> [Task brief]
This calls for a verbatim copy of all the data, with no images carried over.

Data records for software interfaces

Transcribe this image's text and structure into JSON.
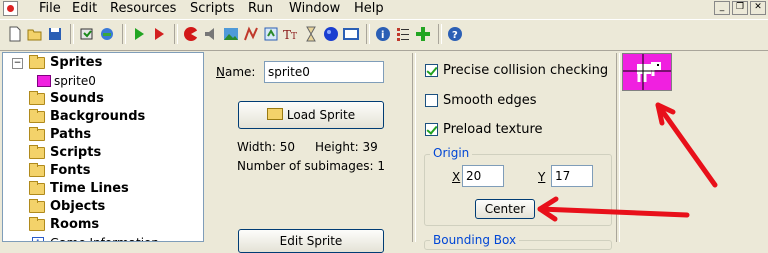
{
  "menubar": {
    "items": [
      "File",
      "Edit",
      "Resources",
      "Scripts",
      "Run",
      "Window",
      "Help"
    ]
  },
  "toolbar": {
    "icons": [
      "new-icon",
      "open-icon",
      "save-icon",
      "create-executable-icon",
      "publish-icon",
      "run-icon",
      "run-debug-icon",
      "add-sprite-icon",
      "add-sound-icon",
      "add-background-icon",
      "add-path-icon",
      "add-script-icon",
      "add-font-icon",
      "add-timeline-icon",
      "add-object-icon",
      "add-room-icon",
      "game-info-icon",
      "global-settings-icon",
      "extension-packages-icon",
      "help-icon"
    ]
  },
  "tree": {
    "items": [
      {
        "label": "Sprites",
        "expanded": true
      },
      {
        "label": "sprite0",
        "child": true
      },
      {
        "label": "Sounds"
      },
      {
        "label": "Backgrounds"
      },
      {
        "label": "Paths"
      },
      {
        "label": "Scripts"
      },
      {
        "label": "Fonts"
      },
      {
        "label": "Time Lines"
      },
      {
        "label": "Objects"
      },
      {
        "label": "Rooms"
      },
      {
        "label": "Game Information"
      }
    ]
  },
  "sprite": {
    "name_label": "Name:",
    "name_value": "sprite0",
    "load_button": "Load Sprite",
    "width_text": "Width: 50",
    "height_text": "Height: 39",
    "subimages_text": "Number of subimages: 1",
    "edit_button": "Edit Sprite",
    "precise_collision": {
      "label": "Precise collision checking",
      "checked": true
    },
    "smooth_edges": {
      "label": "Smooth edges",
      "checked": false
    },
    "preload_texture": {
      "label": "Preload texture",
      "checked": true
    },
    "origin": {
      "title": "Origin",
      "x_label": "X",
      "x_value": "20",
      "y_label": "Y",
      "y_value": "17",
      "center_button": "Center"
    },
    "bounding_box_title": "Bounding Box"
  },
  "colors": {
    "sprite_fill": "#f020e0",
    "annotation_arrow": "#e8101a",
    "group_title": "#0046d5"
  }
}
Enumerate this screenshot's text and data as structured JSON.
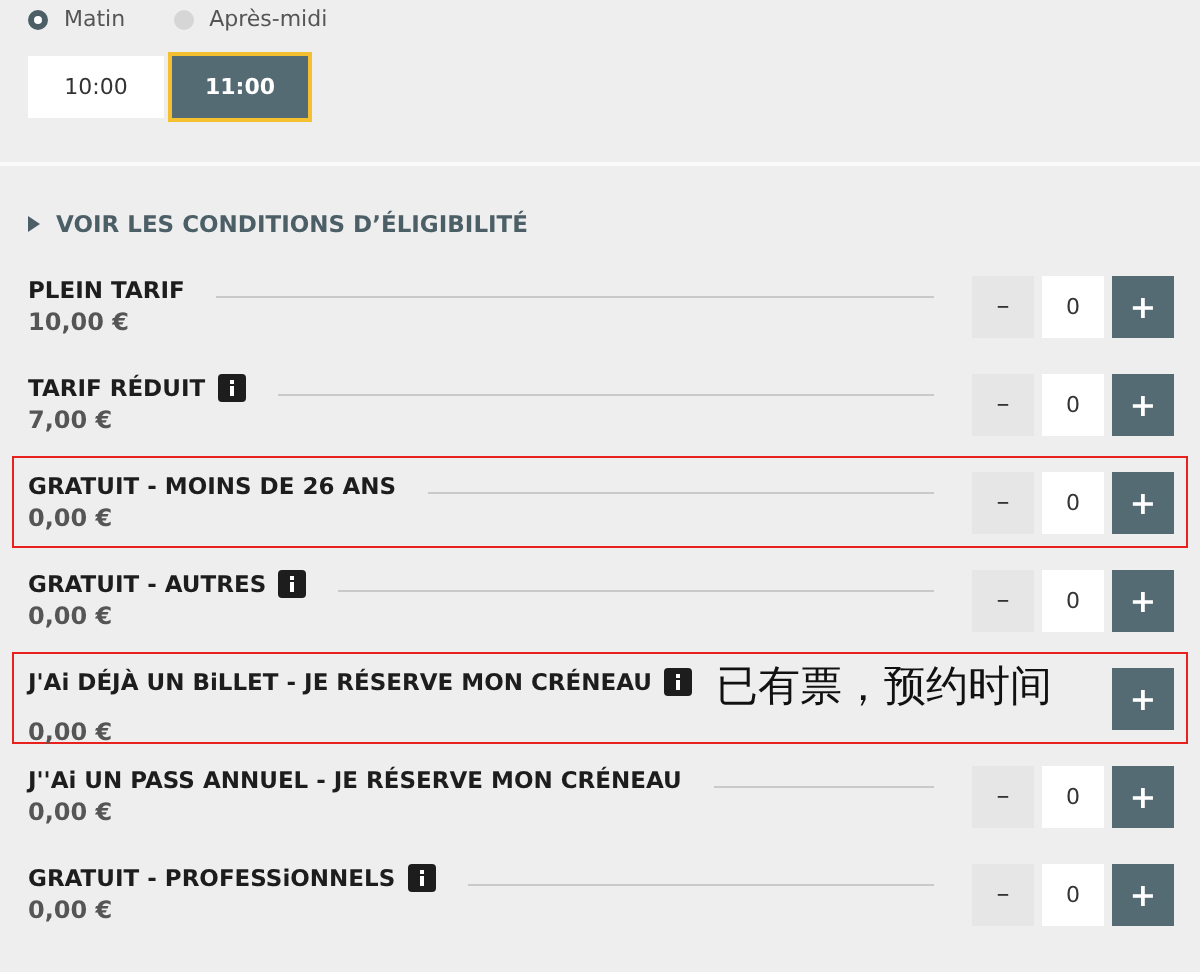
{
  "period_options": [
    {
      "label": "Matin",
      "selected": true
    },
    {
      "label": "Après-midi",
      "selected": false
    }
  ],
  "time_slots": [
    {
      "label": "10:00",
      "selected": false
    },
    {
      "label": "11:00",
      "selected": true
    }
  ],
  "eligibility_link": "VOIR LES CONDITIONS D’ÉLIGIBILITÉ",
  "tickets": [
    {
      "name": "PLEIN TARIF",
      "price": "10,00 €",
      "info": false,
      "highlighted": false,
      "minus": "–",
      "quantity": "0",
      "plus": "+"
    },
    {
      "name": "TARIF RÉDUIT",
      "price": "7,00 €",
      "info": true,
      "highlighted": false,
      "minus": "–",
      "quantity": "0",
      "plus": "+"
    },
    {
      "name": "GRATUIT - MOINS DE 26 ANS",
      "price": "0,00 €",
      "info": false,
      "highlighted": true,
      "minus": "–",
      "quantity": "0",
      "plus": "+"
    },
    {
      "name": "GRATUIT - AUTRES",
      "price": "0,00 €",
      "info": true,
      "highlighted": false,
      "minus": "–",
      "quantity": "0",
      "plus": "+"
    },
    {
      "name": "J'Ai DÉJÀ UN BiLLET - JE RÉSERVE MON CRÉNEAU",
      "price": "0,00 €",
      "info": true,
      "highlighted": true,
      "note": "已有票，预约时间",
      "plus": "+"
    },
    {
      "name": "J''Ai UN PASS ANNUEL - JE RÉSERVE MON CRÉNEAU",
      "price": "0,00 €",
      "info": false,
      "highlighted": false,
      "minus": "–",
      "quantity": "0",
      "plus": "+"
    },
    {
      "name": "GRATUIT - PROFESSiONNELS",
      "price": "0,00 €",
      "info": true,
      "highlighted": false,
      "minus": "–",
      "quantity": "0",
      "plus": "+"
    }
  ]
}
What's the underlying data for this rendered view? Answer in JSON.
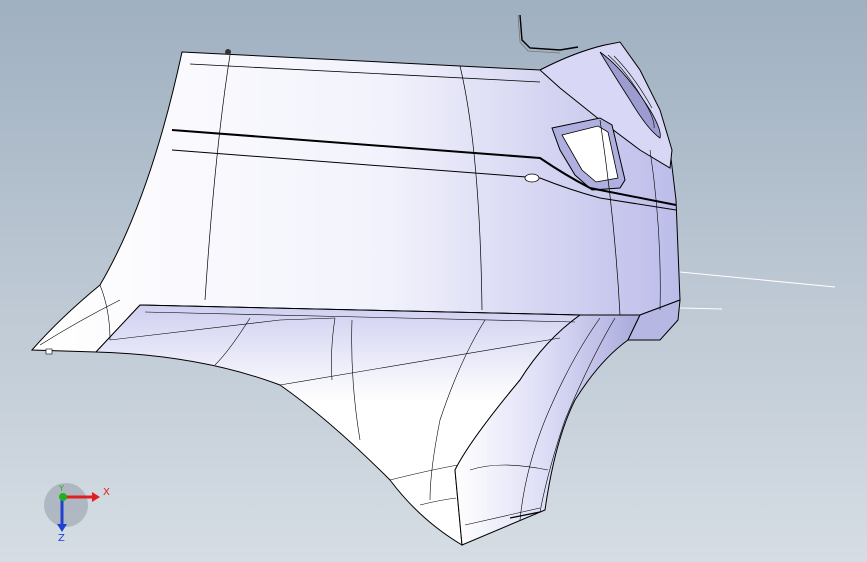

> [Task output]
Transcribe this image's text and structure into JSON.
{
  "menubar": {
    "items": [
      "File",
      "Edit",
      "Resources",
      "Scripts",
      "Run",
      "Window",
      "Help"
    ]
  },
  "toolbar": {
    "icons": [
      "new-icon",
      "open-icon",
      "save-icon",
      "create-executable-icon",
      "publish-icon",
      "run-icon",
      "run-debug-icon",
      "add-sprite-icon",
      "add-sound-icon",
      "add-background-icon",
      "add-path-icon",
      "add-script-icon",
      "add-font-icon",
      "add-timeline-icon",
      "add-object-icon",
      "add-room-icon",
      "game-info-icon",
      "global-settings-icon",
      "extension-packages-icon",
      "help-icon"
    ]
  },
  "tree": {
    "items": [
      {
        "label": "Sprites",
        "expanded": true
      },
      {
        "label": "sprite0",
        "child": true
      },
      {
        "label": "Sounds"
      },
      {
        "label": "Backgrounds"
      },
      {
        "label": "Paths"
      },
      {
        "label": "Scripts"
      },
      {
        "label": "Fonts"
      },
      {
        "label": "Time Lines"
      },
      {
        "label": "Objects"
      },
      {
        "label": "Rooms"
      },
      {
        "label": "Game Information"
      }
    ]
  },
  "sprite": {
    "name_label": "Name:",
    "name_value": "sprite0",
    "load_button": "Load Sprite",
    "width_text": "Width: 50",
    "height_text": "Height: 39",
    "subimages_text": "Number of subimages: 1",
    "edit_button": "Edit Sprite",
    "precise_collision": {
      "label": "Precise collision checking",
      "checked": true
    },
    "smooth_edges": {
      "label": "Smooth edges",
      "checked": false
    },
    "preload_texture": {
      "label": "Preload texture",
      "checked": true
    },
    "origin": {
      "title": "Origin",
      "x_label": "X",
      "x_value": "20",
      "y_label": "Y",
      "y_value": "17",
      "center_button": "Center"
    },
    "bounding_box_title": "Bounding Box"
  },
  "colors": {
    "sprite_fill": "#f020e0",
    "annotation_arrow": "#e8101a",
    "group_title": "#0046d5"
  }
}
Enumerate this screenshot's text and data as structured JSON.
{
  "period_options": [
    {
      "label": "Matin",
      "selected": true
    },
    {
      "label": "Après-midi",
      "selected": false
    }
  ],
  "time_slots": [
    {
      "label": "10:00",
      "selected": false
    },
    {
      "label": "11:00",
      "selected": true
    }
  ],
  "eligibility_link": "VOIR LES CONDITIONS D’ÉLIGIBILITÉ",
  "tickets": [
    {
      "name": "PLEIN TARIF",
      "price": "10,00 €",
      "info": false,
      "highlighted": false,
      "minus": "–",
      "quantity": "0",
      "plus": "+"
    },
    {
      "name": "TARIF RÉDUIT",
      "price": "7,00 €",
      "info": true,
      "highlighted": false,
      "minus": "–",
      "quantity": "0",
      "plus": "+"
    },
    {
      "name": "GRATUIT - MOINS DE 26 ANS",
      "price": "0,00 €",
      "info": false,
      "highlighted": true,
      "minus": "–",
      "quantity": "0",
      "plus": "+"
    },
    {
      "name": "GRATUIT - AUTRES",
      "price": "0,00 €",
      "info": true,
      "highlighted": false,
      "minus": "–",
      "quantity": "0",
      "plus": "+"
    },
    {
      "name": "J'Ai DÉJÀ UN BiLLET - JE RÉSERVE MON CRÉNEAU",
      "price": "0,00 €",
      "info": true,
      "highlighted": true,
      "note": "已有票，预约时间",
      "plus": "+"
    },
    {
      "name": "J''Ai UN PASS ANNUEL - JE RÉSERVE MON CRÉNEAU",
      "price": "0,00 €",
      "info": false,
      "highlighted": false,
      "minus": "–",
      "quantity": "0",
      "plus": "+"
    },
    {
      "name": "GRATUIT - PROFESSiONNELS",
      "price": "0,00 €",
      "info": true,
      "highlighted": false,
      "minus": "–",
      "quantity": "0",
      "plus": "+"
    }
  ]
}
What's the underlying data for this rendered view? Answer in JSON.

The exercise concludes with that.